__REQUIRED WORK__:
Every line below that has "University" in it should be copied.

__MATERIAL SUPPLIED__:
★ ★ ★ ★ ★

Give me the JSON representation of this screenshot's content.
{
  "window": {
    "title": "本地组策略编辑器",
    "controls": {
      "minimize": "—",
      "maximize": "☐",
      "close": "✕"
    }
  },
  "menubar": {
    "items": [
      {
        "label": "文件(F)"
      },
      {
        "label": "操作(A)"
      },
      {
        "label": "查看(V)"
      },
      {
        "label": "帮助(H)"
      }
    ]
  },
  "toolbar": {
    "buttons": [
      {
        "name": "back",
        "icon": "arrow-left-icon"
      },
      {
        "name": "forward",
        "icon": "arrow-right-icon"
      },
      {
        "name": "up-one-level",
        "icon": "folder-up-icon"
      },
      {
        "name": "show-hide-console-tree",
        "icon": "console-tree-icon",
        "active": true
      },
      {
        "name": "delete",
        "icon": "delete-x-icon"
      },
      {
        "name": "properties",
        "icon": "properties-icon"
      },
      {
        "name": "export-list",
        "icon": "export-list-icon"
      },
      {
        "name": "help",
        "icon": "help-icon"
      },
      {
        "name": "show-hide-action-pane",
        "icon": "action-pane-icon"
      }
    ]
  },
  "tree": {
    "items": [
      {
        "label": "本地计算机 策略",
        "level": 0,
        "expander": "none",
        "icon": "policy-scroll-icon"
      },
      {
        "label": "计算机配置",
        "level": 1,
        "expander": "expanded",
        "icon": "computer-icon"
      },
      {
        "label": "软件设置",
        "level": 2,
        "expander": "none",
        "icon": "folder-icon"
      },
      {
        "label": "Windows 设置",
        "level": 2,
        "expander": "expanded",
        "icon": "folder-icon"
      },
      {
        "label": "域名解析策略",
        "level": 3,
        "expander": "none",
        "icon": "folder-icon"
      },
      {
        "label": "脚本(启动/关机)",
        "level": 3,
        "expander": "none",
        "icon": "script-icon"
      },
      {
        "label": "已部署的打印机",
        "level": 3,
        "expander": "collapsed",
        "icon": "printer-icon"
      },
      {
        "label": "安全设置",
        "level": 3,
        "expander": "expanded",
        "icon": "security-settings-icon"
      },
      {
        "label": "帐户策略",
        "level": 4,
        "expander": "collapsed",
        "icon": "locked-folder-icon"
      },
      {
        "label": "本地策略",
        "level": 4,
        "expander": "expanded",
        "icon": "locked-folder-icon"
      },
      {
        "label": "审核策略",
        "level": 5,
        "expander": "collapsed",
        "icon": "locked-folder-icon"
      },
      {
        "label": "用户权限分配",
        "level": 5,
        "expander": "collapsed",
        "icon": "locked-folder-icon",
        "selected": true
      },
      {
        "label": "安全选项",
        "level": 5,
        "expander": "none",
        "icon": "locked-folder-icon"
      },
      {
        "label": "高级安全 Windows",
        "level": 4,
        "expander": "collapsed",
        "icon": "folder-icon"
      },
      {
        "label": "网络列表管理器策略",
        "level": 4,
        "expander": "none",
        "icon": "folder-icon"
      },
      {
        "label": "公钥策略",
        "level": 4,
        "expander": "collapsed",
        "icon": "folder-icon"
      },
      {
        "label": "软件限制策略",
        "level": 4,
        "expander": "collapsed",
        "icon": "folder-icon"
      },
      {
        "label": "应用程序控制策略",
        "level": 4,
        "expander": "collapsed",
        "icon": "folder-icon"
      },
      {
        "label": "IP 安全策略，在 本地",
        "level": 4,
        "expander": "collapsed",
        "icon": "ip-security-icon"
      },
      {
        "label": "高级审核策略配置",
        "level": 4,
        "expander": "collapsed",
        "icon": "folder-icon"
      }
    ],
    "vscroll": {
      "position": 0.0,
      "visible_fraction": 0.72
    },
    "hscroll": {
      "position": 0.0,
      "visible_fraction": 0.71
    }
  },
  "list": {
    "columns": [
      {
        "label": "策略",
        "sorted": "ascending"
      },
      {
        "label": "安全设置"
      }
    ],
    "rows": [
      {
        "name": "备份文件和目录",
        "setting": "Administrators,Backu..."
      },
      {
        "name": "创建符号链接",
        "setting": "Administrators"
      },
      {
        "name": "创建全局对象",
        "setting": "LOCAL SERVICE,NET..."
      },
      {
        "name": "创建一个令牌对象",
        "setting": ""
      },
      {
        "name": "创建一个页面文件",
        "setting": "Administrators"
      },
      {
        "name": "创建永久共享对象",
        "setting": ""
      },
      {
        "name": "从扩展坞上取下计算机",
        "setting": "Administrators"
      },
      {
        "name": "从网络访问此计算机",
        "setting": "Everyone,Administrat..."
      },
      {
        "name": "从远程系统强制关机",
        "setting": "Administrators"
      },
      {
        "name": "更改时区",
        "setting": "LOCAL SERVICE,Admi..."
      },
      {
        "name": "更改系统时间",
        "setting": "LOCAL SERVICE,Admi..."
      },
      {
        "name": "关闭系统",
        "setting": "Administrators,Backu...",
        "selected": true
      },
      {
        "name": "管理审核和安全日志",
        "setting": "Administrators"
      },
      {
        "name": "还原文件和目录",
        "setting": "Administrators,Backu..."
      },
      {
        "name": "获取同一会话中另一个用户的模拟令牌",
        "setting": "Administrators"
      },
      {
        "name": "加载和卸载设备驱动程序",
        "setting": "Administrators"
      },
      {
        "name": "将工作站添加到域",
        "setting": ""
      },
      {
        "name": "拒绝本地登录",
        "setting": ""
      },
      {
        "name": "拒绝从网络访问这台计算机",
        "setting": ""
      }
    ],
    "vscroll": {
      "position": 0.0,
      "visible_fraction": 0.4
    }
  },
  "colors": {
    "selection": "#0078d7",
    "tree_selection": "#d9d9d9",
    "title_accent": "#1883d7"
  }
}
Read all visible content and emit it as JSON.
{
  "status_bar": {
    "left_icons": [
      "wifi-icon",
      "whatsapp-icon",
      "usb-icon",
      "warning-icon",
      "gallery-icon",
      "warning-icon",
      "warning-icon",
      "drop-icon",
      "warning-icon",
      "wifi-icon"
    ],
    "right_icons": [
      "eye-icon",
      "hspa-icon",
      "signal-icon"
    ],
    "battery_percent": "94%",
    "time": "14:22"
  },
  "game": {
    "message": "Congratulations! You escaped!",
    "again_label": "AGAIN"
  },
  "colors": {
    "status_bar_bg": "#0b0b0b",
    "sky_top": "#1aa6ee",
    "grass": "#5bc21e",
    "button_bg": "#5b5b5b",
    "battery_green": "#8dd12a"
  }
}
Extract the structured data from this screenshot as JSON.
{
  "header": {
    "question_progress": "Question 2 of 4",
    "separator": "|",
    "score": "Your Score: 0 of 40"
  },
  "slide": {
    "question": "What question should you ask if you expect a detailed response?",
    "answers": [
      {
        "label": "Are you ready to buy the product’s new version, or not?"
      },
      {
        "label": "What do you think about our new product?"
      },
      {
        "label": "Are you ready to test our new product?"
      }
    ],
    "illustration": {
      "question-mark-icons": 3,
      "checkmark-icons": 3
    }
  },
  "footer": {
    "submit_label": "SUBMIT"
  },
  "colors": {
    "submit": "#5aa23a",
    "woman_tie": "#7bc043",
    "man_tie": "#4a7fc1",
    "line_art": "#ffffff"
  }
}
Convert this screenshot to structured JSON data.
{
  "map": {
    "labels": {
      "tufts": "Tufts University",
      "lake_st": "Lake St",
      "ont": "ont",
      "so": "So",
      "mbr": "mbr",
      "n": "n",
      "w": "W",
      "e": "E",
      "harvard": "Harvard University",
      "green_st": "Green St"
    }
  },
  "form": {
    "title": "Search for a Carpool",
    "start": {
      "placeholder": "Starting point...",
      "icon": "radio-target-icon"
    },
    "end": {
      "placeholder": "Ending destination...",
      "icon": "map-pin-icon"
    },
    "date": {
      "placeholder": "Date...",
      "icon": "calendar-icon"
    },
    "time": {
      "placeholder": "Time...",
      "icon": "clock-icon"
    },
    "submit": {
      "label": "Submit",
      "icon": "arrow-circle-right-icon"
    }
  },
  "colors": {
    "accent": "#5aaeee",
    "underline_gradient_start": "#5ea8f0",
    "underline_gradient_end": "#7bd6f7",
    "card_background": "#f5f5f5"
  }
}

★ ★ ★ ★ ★

__WRITTEN SOLUTION__:
      "tufts": "Tufts University",
      "harvard": "Harvard University",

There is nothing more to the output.